More airlines “ask Alexa” as AI becomes more mainstream in the industry

18 December, 2017

United Airlines and Air Canada are the latest airlines to tap the ever growing popularity of AI by adding Amazon’s Alexa to their respective customer service management strategies.

During 3Q2017, United began offering customers the ability to check-in for domestic flights, inquire about onboard amenities and monitor flight status with Alexa.

United’s “skill” (the mechanism that enables users to interact with devices through voice commands) is now available in the Amazon Alex app. Once the skill is enabled, customers can connect to their United MileagePlus account for activation and simply say “Alexa, ask United to check me in”.

Air Canada’s passengers can ask Alexa to access travel information, including flight status, fare quotes, baggage carousel location, TSA pre-check availability, required travel documents and information about the airline’s mobile applications.

The airline has also used AI generated language to deploy new customer fare sales and upgrade emails that were “40% more engaging than traditional offers”, Air Canada recently concluded.

The airline believes there are further opportunities to exploit AI to improve revenue management. “It’s machine driven, and it gives us the data to be able to do pricing in a more compelling fashion...”, said company CFO Michael Rousseau.

One of the more headline-grabbing uses of AI in the hotel industry was Hilton Worldwide’s debut of Connie, a robot concierge, roughly a year ago. Connie is a robot developed by IBM Watson.

When Hilton unveiled Connie, the company explained the more its robot learns, the more it would improve guest recommendations. Hilton also has access to a log of questions customers ask Connie and the robot’s answers to enable improvements in the guest experience.

Travel providers are just scratching the surface of big data and AI, and many of those companies are still wrapping their heads around all the opportunities evolving technologies offer. But Air Canada has perhaps been one of the most outspoken companies about “big data’s” potential.

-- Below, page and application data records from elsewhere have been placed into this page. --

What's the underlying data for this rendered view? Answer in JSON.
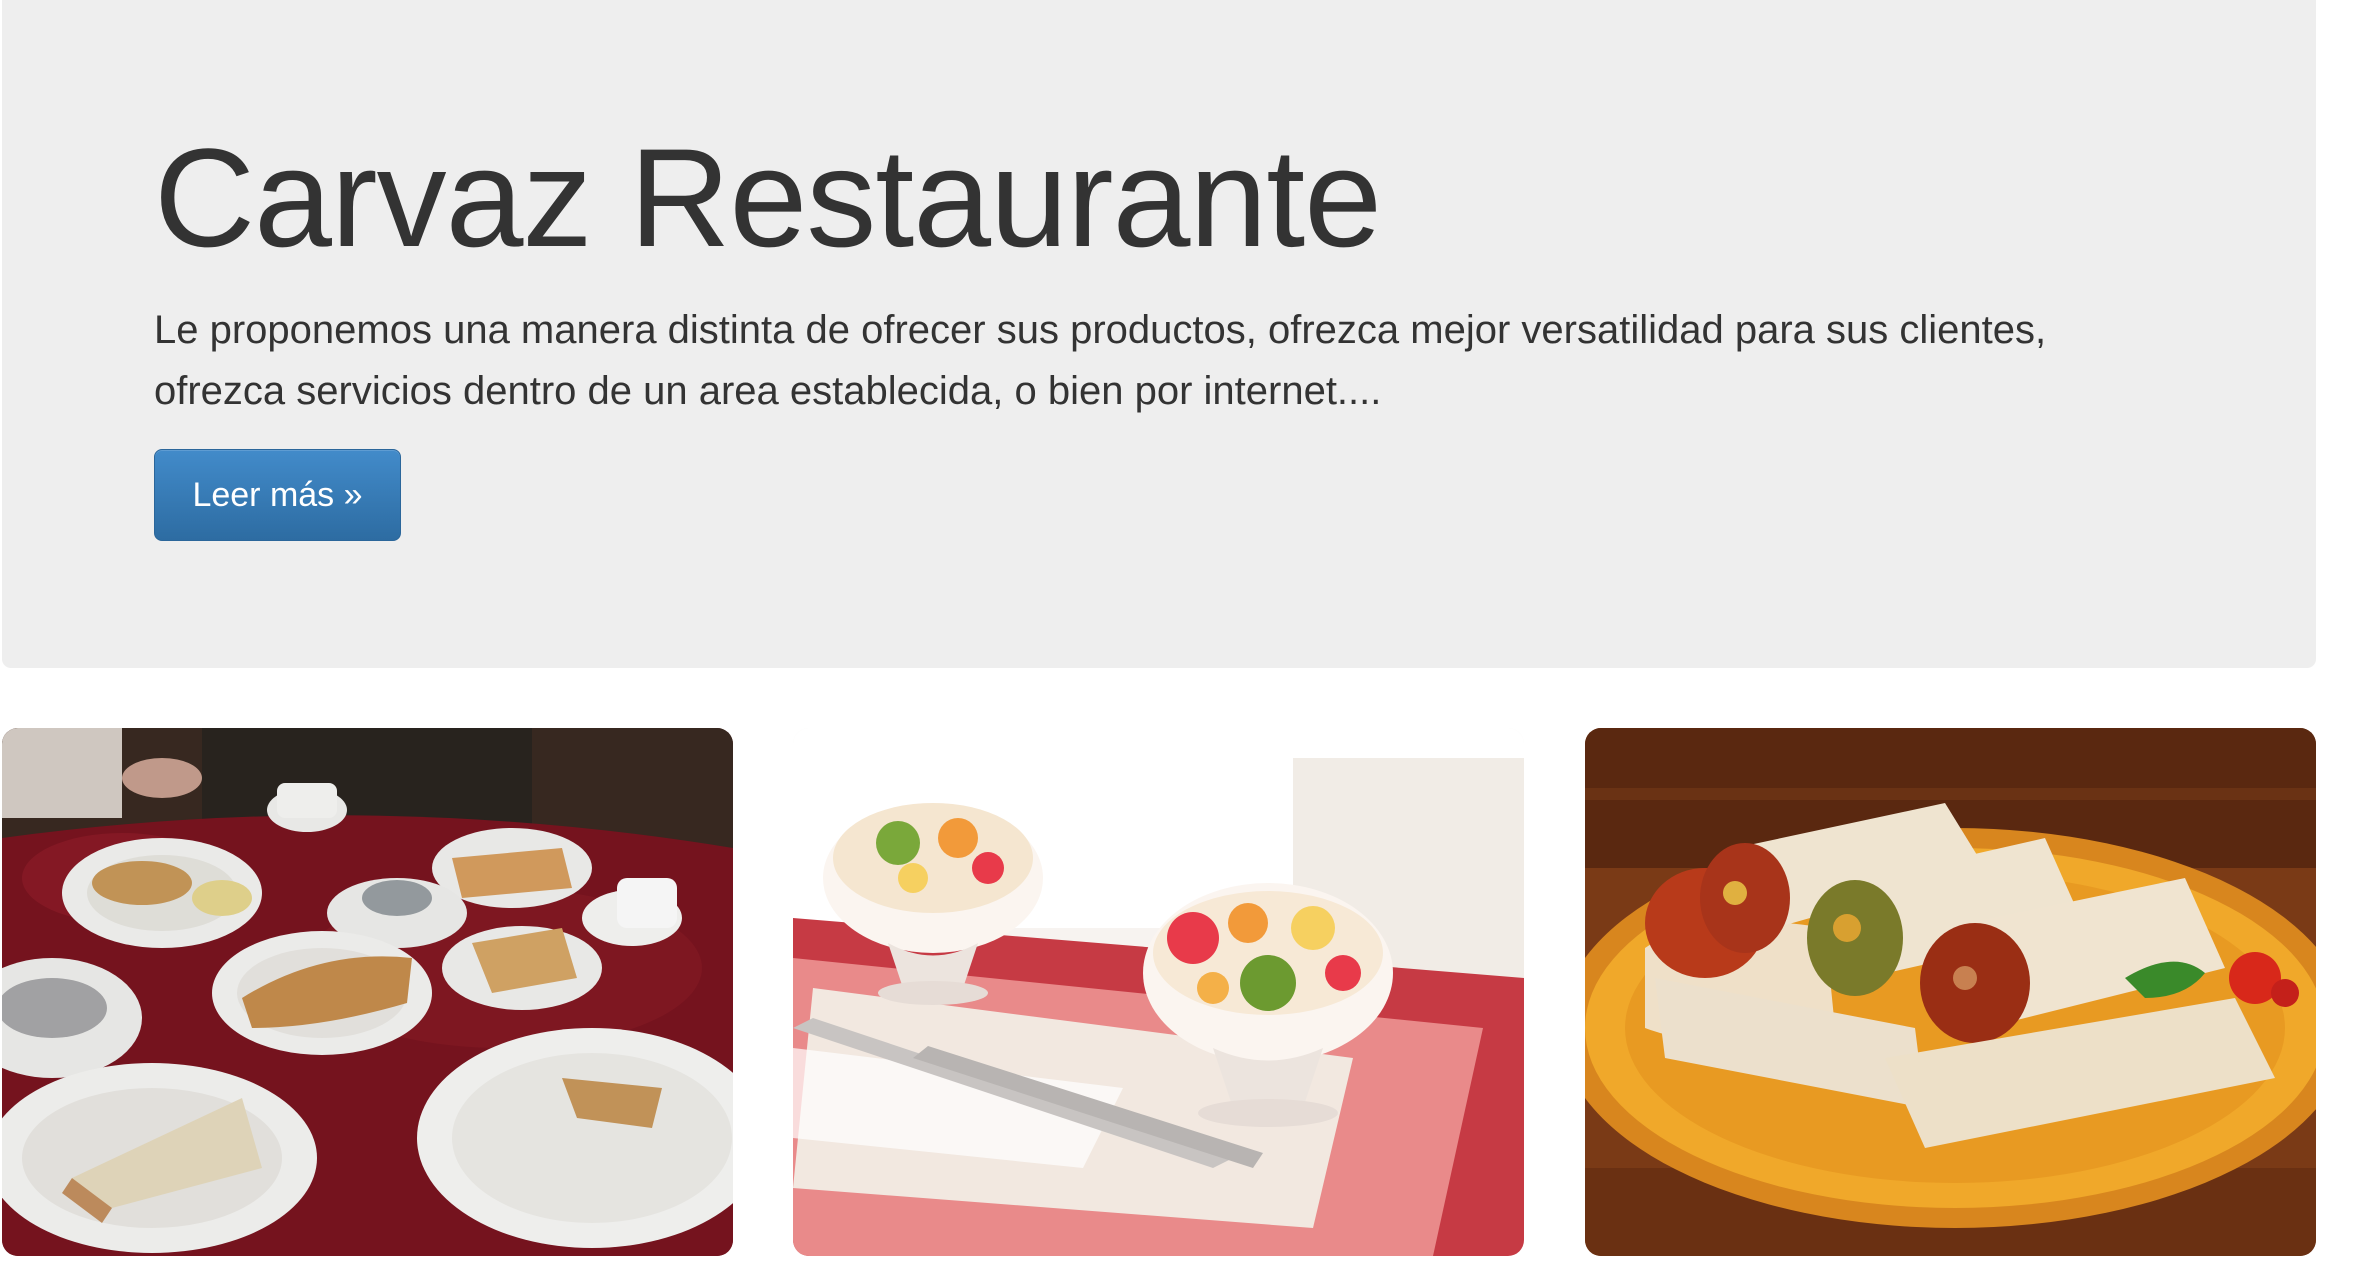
{
  "jumbotron": {
    "title": "Carvaz Restaurante",
    "lead": "Le proponemos una manera distinta de ofrecer sus productos, ofrezca mejor versatilidad para sus clientes, ofrezca servicios dentro de un area establecida, o bien por internet....",
    "button_label": "Leer más »"
  },
  "colors": {
    "jumbotron_bg": "#eeeeee",
    "title_text": "#333333",
    "button_bg": "#337ab7"
  },
  "gallery": [
    {
      "name": "breakfast-table-photo"
    },
    {
      "name": "fruit-salad-photo"
    },
    {
      "name": "burritos-photo"
    }
  ]
}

“Data has become the new oil, and we are in deep planning in exploring, drilling and commercialising our very customer and process-rich data over the coming years in a meaningful fashion”, Air Canada CEO Calin Rovinescu recently declared.